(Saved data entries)
_ _ _
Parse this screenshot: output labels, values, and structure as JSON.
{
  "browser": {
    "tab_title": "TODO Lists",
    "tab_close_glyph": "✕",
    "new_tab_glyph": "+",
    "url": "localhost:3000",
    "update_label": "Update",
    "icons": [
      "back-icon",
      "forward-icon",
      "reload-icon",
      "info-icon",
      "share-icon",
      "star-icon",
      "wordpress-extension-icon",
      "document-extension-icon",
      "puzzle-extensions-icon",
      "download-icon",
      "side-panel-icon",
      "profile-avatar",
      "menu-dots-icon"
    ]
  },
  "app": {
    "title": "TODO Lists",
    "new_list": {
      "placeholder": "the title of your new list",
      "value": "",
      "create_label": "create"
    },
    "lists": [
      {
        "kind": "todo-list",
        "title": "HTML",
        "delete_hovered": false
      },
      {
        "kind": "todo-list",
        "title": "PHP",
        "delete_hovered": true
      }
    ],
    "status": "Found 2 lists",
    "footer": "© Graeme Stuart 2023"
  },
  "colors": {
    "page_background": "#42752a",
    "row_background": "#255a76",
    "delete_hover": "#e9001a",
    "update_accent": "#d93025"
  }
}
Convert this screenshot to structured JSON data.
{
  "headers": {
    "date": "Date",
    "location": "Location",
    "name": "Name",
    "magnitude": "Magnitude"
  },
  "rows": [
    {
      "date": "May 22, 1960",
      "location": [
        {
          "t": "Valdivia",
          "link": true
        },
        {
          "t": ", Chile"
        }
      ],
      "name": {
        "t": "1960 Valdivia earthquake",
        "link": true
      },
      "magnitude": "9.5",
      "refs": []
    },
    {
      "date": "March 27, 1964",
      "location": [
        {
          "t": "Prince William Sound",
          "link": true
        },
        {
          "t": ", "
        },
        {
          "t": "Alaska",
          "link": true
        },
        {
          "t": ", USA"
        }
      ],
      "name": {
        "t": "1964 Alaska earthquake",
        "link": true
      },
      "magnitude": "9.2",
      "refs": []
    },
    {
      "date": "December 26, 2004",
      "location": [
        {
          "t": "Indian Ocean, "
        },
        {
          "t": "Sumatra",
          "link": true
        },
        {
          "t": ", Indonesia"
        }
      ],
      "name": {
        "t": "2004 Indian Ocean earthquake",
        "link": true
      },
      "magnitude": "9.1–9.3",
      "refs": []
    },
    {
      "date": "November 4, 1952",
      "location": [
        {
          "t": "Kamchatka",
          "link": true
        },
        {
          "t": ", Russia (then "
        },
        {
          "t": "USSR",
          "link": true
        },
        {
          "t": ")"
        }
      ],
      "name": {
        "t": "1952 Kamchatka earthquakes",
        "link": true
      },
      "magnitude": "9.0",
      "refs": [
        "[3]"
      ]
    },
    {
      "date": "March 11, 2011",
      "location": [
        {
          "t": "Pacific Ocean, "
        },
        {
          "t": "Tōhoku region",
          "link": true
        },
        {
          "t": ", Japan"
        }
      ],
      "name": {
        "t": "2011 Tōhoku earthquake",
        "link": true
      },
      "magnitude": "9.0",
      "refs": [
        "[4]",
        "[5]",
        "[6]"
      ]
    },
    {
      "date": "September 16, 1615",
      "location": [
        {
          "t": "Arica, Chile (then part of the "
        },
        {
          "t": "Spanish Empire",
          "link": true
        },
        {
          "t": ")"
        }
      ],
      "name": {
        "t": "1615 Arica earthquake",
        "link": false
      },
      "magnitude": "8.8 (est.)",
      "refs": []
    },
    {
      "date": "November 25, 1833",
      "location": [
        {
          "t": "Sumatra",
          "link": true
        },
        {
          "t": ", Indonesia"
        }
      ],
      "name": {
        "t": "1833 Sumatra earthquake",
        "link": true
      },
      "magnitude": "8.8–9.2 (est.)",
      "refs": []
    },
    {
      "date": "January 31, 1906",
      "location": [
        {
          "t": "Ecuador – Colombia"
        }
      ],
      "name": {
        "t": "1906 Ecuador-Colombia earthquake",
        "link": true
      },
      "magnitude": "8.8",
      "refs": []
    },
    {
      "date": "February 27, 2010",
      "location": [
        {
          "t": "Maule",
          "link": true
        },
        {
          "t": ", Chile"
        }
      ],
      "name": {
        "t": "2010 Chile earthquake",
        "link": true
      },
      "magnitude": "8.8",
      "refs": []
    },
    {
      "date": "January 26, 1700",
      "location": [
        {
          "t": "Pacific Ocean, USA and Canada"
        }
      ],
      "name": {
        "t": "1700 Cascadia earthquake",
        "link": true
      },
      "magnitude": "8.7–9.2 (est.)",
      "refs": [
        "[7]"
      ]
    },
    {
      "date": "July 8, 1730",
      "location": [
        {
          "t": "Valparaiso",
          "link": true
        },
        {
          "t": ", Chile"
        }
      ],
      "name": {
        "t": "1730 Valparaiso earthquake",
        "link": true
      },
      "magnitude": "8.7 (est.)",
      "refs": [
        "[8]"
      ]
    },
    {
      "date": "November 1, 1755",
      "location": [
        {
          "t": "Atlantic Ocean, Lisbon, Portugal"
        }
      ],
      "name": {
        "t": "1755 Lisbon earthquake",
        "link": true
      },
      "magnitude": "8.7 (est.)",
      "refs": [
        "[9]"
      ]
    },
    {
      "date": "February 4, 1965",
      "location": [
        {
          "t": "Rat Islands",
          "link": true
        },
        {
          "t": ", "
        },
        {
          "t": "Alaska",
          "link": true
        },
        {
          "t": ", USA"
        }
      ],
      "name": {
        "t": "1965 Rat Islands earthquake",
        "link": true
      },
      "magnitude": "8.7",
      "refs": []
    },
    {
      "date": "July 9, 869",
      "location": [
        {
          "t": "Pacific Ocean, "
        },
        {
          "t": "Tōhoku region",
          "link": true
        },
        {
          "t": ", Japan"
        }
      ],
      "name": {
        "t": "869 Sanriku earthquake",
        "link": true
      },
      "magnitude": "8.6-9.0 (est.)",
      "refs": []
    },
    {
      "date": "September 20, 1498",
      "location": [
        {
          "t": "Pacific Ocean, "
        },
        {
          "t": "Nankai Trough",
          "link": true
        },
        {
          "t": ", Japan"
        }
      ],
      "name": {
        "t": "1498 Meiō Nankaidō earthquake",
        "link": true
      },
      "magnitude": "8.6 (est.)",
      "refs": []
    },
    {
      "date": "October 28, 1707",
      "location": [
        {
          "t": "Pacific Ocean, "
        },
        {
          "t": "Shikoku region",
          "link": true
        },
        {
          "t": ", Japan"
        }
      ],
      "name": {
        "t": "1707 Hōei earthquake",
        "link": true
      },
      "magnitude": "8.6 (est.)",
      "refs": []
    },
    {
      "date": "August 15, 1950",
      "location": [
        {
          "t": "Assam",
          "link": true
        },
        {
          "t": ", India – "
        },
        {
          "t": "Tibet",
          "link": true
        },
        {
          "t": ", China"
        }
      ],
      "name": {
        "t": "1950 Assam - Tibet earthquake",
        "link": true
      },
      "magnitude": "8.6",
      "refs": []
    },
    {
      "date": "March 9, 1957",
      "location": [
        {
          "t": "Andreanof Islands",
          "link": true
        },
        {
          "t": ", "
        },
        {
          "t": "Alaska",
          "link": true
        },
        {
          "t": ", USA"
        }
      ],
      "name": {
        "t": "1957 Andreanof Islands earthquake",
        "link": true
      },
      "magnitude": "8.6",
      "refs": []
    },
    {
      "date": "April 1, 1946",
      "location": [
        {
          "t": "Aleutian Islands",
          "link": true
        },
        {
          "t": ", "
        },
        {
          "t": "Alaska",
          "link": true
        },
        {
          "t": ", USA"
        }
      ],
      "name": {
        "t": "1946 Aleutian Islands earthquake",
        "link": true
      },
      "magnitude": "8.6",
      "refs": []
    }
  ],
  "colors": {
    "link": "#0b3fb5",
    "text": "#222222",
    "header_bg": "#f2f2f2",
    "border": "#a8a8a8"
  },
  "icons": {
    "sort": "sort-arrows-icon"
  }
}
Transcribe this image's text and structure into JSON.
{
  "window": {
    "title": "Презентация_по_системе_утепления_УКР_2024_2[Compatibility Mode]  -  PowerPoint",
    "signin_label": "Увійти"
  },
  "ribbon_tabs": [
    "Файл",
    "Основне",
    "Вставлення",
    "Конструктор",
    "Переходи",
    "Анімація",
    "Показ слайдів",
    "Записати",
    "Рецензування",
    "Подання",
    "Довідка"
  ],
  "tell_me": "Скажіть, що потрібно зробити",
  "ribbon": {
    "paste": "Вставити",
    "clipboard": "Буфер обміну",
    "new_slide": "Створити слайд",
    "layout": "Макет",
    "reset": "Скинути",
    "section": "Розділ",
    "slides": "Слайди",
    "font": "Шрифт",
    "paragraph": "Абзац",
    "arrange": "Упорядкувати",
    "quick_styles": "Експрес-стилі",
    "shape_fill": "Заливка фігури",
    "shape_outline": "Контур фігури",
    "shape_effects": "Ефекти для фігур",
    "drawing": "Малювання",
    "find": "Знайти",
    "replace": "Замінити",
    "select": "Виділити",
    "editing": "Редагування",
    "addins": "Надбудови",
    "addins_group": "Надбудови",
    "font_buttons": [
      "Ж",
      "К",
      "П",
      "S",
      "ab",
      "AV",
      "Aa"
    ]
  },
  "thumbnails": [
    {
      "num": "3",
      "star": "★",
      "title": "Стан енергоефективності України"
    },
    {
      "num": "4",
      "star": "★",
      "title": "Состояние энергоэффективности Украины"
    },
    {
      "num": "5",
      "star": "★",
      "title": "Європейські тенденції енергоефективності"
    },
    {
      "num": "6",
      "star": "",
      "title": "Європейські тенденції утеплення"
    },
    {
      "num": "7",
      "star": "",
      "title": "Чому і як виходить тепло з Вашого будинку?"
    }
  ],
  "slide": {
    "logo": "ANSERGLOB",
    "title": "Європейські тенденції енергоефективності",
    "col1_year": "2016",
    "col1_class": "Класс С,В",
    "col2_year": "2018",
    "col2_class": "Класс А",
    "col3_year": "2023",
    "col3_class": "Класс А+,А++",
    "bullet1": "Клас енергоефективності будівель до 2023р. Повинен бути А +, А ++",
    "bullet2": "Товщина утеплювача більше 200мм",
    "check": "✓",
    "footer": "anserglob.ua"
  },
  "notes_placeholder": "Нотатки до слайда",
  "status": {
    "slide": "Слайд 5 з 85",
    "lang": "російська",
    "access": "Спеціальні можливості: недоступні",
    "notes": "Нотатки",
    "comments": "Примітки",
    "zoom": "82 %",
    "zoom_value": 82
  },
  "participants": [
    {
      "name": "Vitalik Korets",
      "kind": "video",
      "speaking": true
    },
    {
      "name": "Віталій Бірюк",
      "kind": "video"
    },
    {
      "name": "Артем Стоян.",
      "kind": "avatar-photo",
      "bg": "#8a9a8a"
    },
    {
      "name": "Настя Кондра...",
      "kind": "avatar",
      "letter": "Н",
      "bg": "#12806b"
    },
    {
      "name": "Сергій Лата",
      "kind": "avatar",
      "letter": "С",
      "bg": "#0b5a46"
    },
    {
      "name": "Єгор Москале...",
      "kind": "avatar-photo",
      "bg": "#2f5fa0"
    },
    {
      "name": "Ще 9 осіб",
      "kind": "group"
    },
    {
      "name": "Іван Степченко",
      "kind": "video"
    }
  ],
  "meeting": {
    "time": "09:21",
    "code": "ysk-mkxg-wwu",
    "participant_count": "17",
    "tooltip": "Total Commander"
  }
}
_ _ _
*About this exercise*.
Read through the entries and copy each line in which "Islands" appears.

*Problem solution*.
          "t": "Rat Islands",
        "t": "1965 Rat Islands earthquake",
          "t": "Andreanof Islands",
        "t": "1957 Andreanof Islands earthquake",
          "t": "Aleutian Islands",
        "t": "1946 Aleutian Islands earthquake",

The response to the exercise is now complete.